◆ Exercise objective ◆
Word for word, copy the records that follow.

········

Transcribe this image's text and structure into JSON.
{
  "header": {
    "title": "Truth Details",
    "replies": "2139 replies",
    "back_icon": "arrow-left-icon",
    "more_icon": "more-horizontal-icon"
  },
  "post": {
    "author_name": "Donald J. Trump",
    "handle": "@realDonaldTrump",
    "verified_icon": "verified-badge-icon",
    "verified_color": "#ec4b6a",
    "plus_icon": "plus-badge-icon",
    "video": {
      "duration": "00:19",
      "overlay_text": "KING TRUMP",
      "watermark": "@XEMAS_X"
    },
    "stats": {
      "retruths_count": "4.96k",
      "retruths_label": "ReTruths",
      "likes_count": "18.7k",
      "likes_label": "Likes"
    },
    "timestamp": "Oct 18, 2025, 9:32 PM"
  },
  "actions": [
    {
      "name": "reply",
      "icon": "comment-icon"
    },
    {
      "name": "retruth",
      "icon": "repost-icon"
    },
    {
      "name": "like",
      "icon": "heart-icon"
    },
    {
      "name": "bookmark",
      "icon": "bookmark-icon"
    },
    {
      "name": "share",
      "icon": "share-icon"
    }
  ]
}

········

◆ Result of the task ◆
Transcribe this image's text and structure into JSON.
{
  "header": {
    "title": "Truth Details",
    "replies": "2139 replies",
    "back_icon": "arrow-left-icon",
    "more_icon": "more-horizontal-icon"
  },
  "post": {
    "author_name": "Donald J. Trump",
    "handle": "@realDonaldTrump",
    "verified_icon": "verified-badge-icon",
    "verified_color": "#ec4b6a",
    "plus_icon": "plus-badge-icon",
    "video": {
      "duration": "00:19",
      "overlay_text": "KING TRUMP",
      "watermark": "@XEMAS_X"
    },
    "stats": {
      "retruths_count": "4.96k",
      "retruths_label": "ReTruths",
      "likes_count": "18.7k",
      "likes_label": "Likes"
    },
    "timestamp": "Oct 18, 2025, 9:32 PM"
  },
  "actions": [
    {
      "name": "reply",
      "icon": "comment-icon"
    },
    {
      "name": "retruth",
      "icon": "repost-icon"
    },
    {
      "name": "like",
      "icon": "heart-icon"
    },
    {
      "name": "bookmark",
      "icon": "bookmark-icon"
    },
    {
      "name": "share",
      "icon": "share-icon"
    }
  ]
}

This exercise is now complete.